• **Brief**
Among the lines below, how many carry the string "marker"? Reply with a number and nothing else.

• **Collected data entries**
__________
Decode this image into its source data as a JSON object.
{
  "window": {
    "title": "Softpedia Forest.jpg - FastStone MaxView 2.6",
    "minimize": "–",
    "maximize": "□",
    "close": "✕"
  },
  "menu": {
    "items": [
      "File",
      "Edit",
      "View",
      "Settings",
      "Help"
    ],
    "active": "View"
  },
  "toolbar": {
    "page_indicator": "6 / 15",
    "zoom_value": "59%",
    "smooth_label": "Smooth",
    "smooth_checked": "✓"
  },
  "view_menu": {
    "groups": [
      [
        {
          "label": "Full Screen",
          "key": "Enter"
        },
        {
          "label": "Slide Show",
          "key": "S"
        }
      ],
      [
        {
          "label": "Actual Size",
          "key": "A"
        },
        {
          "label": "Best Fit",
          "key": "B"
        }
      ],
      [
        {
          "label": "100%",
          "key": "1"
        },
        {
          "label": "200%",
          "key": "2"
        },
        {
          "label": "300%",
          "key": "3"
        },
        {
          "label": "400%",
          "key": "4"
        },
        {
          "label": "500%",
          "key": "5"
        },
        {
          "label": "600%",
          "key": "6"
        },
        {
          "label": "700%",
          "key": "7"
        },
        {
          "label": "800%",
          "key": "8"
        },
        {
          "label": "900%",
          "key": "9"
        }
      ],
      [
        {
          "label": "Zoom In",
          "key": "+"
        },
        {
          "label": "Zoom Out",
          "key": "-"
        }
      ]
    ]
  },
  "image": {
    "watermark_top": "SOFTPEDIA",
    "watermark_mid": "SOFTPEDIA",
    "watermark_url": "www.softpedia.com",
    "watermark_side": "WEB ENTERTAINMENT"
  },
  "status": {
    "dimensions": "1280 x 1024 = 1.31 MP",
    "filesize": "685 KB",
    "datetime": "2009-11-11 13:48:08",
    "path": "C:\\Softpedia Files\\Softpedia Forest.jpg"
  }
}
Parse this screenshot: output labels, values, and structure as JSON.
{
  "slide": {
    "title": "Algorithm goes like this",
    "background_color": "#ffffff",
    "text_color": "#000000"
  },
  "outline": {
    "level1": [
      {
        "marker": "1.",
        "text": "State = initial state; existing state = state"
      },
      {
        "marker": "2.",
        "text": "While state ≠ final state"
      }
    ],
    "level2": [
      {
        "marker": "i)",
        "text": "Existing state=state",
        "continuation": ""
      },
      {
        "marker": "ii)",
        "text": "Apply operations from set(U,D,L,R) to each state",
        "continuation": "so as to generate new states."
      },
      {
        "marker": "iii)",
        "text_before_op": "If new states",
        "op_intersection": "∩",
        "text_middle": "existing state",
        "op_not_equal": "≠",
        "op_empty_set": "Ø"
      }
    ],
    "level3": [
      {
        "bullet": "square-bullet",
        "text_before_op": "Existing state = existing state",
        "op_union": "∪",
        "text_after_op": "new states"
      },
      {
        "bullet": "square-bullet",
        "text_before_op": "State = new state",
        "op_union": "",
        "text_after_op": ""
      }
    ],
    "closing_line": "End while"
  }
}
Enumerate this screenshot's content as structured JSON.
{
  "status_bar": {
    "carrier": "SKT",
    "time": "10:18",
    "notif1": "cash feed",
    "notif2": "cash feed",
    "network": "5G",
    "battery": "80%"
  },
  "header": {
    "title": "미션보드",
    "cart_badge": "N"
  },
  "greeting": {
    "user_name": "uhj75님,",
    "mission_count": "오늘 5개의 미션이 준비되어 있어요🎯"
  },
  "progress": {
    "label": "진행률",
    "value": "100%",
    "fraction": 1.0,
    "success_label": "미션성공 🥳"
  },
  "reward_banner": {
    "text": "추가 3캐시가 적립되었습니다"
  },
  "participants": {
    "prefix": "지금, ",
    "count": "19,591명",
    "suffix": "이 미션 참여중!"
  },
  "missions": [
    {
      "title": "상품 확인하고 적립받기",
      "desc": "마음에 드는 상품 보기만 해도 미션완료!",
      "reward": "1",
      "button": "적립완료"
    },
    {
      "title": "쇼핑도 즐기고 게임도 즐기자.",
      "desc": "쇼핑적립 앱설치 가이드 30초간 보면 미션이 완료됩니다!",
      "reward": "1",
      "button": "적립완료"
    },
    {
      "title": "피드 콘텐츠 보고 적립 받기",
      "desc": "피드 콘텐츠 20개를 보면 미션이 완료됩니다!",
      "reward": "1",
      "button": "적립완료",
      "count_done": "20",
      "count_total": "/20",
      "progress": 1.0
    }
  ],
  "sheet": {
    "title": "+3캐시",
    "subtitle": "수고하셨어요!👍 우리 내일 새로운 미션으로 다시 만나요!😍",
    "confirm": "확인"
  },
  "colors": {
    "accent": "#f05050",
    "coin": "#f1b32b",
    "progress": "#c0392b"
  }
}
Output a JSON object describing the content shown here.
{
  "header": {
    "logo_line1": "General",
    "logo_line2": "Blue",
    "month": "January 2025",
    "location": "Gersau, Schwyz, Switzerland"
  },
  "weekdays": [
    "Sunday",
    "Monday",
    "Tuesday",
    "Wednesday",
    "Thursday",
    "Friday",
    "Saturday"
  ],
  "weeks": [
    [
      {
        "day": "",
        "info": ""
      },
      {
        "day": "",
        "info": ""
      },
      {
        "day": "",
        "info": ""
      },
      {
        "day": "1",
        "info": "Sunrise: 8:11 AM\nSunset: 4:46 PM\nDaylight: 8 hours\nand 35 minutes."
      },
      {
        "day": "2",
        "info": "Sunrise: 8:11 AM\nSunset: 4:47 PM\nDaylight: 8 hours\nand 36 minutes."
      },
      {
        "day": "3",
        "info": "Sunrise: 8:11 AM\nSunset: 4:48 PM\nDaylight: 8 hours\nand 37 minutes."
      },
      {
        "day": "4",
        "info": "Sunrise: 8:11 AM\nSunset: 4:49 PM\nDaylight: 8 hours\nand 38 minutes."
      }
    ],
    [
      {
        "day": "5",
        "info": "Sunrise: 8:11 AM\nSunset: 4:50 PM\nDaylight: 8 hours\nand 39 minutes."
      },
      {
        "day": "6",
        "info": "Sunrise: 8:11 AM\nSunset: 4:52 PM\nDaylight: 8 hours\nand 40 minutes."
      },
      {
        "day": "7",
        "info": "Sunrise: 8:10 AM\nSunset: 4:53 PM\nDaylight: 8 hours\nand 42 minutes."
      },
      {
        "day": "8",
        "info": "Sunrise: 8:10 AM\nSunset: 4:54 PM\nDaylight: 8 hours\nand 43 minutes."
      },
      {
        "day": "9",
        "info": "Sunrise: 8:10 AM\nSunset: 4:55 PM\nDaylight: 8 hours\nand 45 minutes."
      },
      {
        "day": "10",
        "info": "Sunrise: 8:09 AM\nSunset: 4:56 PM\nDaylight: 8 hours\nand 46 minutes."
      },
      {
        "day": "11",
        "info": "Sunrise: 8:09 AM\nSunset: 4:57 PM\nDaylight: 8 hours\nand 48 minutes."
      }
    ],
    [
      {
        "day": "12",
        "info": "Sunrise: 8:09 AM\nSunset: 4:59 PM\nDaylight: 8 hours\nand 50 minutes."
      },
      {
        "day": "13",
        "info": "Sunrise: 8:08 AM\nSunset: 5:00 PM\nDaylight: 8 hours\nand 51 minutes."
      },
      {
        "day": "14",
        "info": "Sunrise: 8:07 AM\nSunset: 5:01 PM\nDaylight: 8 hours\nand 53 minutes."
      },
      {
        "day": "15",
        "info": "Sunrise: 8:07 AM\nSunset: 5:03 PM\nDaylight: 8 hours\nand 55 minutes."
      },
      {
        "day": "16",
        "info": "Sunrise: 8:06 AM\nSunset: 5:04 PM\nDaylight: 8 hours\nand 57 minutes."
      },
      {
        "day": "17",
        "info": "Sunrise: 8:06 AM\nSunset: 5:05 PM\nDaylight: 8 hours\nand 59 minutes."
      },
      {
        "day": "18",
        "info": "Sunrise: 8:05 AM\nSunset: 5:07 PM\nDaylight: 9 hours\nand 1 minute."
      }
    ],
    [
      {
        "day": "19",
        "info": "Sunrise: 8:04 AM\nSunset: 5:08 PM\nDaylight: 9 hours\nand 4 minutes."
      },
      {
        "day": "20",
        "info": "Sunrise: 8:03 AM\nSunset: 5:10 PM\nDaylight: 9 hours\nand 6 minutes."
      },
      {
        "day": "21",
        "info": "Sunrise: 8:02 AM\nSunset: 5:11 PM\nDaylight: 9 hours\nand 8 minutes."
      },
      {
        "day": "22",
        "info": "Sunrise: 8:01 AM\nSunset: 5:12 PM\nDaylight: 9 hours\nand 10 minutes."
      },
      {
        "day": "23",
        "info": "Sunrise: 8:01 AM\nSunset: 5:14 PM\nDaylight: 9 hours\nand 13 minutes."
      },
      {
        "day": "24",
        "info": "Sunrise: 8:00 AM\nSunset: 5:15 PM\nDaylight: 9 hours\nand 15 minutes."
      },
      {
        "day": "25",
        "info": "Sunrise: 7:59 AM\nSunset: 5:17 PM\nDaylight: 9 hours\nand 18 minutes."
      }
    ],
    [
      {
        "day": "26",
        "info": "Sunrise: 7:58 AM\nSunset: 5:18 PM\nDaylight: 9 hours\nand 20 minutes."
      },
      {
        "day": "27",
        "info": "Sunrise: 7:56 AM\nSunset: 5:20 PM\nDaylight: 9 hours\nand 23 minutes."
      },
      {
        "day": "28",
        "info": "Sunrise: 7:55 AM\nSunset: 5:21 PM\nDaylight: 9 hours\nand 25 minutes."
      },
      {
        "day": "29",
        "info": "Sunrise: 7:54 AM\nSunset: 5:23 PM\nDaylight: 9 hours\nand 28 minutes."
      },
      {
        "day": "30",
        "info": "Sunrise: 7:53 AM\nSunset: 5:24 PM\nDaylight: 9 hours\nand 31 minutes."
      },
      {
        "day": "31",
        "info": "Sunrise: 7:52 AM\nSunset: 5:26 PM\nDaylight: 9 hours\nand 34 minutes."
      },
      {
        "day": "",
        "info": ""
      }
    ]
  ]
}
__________
• **Answer to this exercise**
5